In its fiscal year 2010/11 budget, Ontario cancelled the diet allowance program, which provided additional benefits of up to $250 per month for 136 250 people on social assistance to buy healthy food because of their medical conditions. The province cited ballooning costs as the rationale for the cut, as the program’s price tag had swelled to $220 million in fiscal 2009/2010, up from $6 million in 2001/02.

Community and Social Services Minister Madeleine Meilleur also cited an auditor general’s report saying the program was being abused. Meilleur noted that doctors and other health care professionals were signing the forms without properly examining clients.

Ford claims he has “no axes to grind” and says people often come to him with complaints, including health-related ones. He says he has never before gone to the college about a doctor and does not know if Wong improperly filled out forms. “Being the son of a [former] MPP [member of the provincial parliament] … and being close friends of the [federal] Finance Minister, Jim Flaherty — I think people know that I know how politics works.
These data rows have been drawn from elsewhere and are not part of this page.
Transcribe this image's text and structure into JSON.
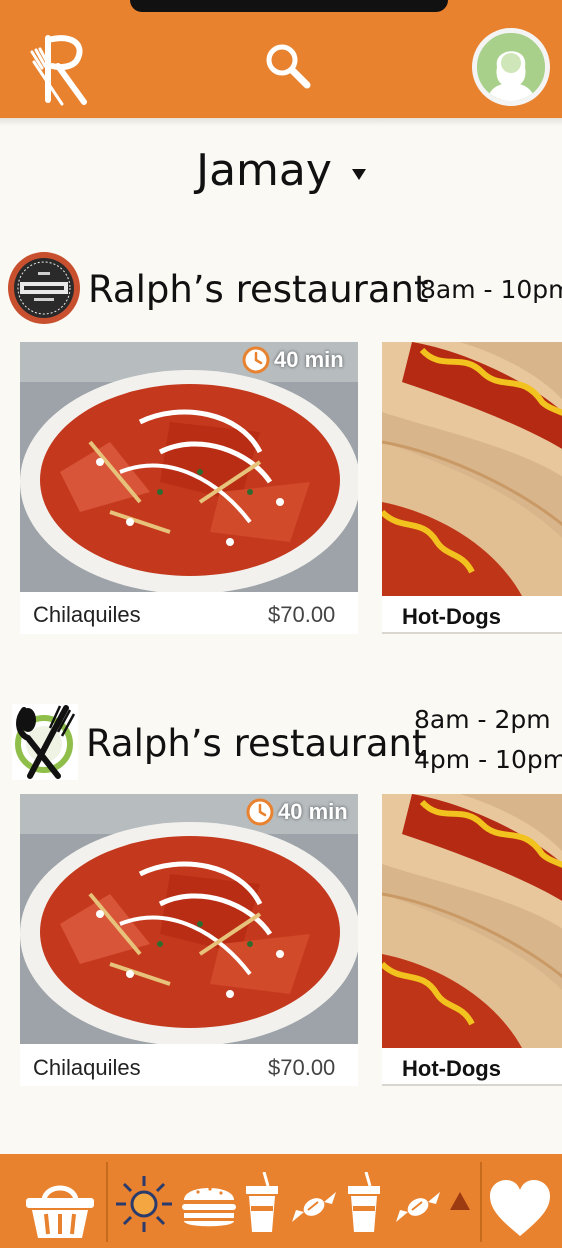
{
  "header": {
    "logo_icon": "fork-knife-r-logo-icon",
    "search_icon": "search-icon",
    "avatar_icon": "user-avatar-icon",
    "bar_color": "#e9822e"
  },
  "location": {
    "city": "Jamay",
    "dropdown_icon": "chevron-down-icon"
  },
  "restaurants": [
    {
      "name": "Ralph’s restaurant",
      "hours": [
        "8am - 10pm"
      ],
      "logo_icon": "restaurant-badge-icon",
      "dishes": [
        {
          "name": "Chilaquiles",
          "price": "$70.00",
          "prep_time": "40 min"
        },
        {
          "name": "Hot-Dogs"
        }
      ]
    },
    {
      "name": "Ralph’s restaurant",
      "hours": [
        "8am - 2pm",
        "4pm - 10pm"
      ],
      "logo_icon": "fork-knife-circle-icon",
      "dishes": [
        {
          "name": "Chilaquiles",
          "price": "$70.00",
          "prep_time": "40 min"
        },
        {
          "name": "Hot-Dogs"
        }
      ]
    }
  ],
  "bottom_nav": {
    "basket_icon": "basket-icon",
    "categories": [
      "sun-icon",
      "burger-icon",
      "drink-icon",
      "candy-icon",
      "drink-icon",
      "candy-icon"
    ],
    "expand_icon": "triangle-up-icon",
    "favorites_icon": "heart-icon"
  }
}
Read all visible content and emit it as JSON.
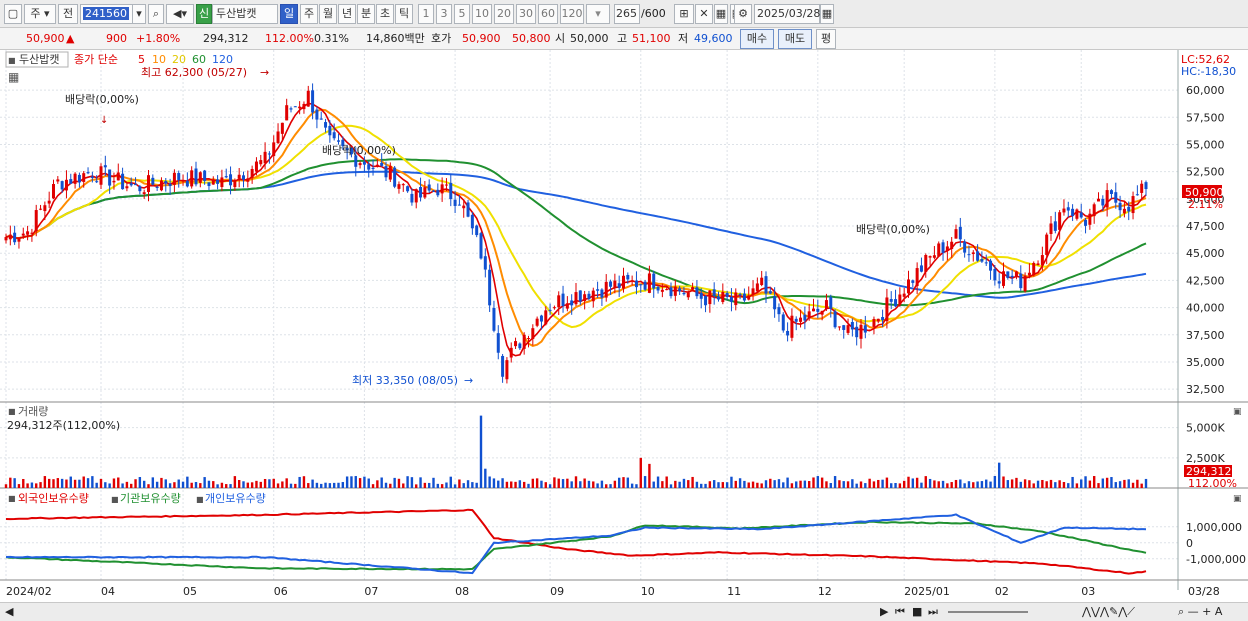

I know how to get things done and which departments to complain to,” he says.

Other physicians have spoken out against the cancellation of the diet allowances, arguing that it will cost the province more in the long-term because of the health consequences. They also say Wong cannot be held accountable for $200 million spent under the program.

“He is a very strong advocate for this,” says Dr. Gary Bloch, a family physician at St. Michael’s Hospital in Toronto and a member of Health Providers Against Poverty. “This is clearly an attempt to muzzle him. Luckily, he’s not someone who is easily muzzled. He has not drawn back from talking about this.”

That was evident in an Apr. 6 address that Wong gave at an event organized by the Ontario Public Interest Research Group to protest cuts to the program. “Income level is the best predictor of health,” he told the protesters. “For every rich person with diabetes, about 2.6 people will have diabetes. Large numbers of people die needlessly because of misguided provincial policies. More will die as [Ontario Premier Dalton] McGuinty’s misguided policies continue to suffocate the poor.”

Wong adds that caring for the less fortunate is a Canadian value. “My background is that I’ve seen enough to know the amount of money they [welfare recipients] were getting, around $500 [a month], isn’t going to carry them too far. I suppose I’m different than other people — I’m willing to take some risks. I’m willing to help them,” he says.


Articles from CMAJ : Canadian Medical Association Journal are provided here courtesy of Canadian Medical Association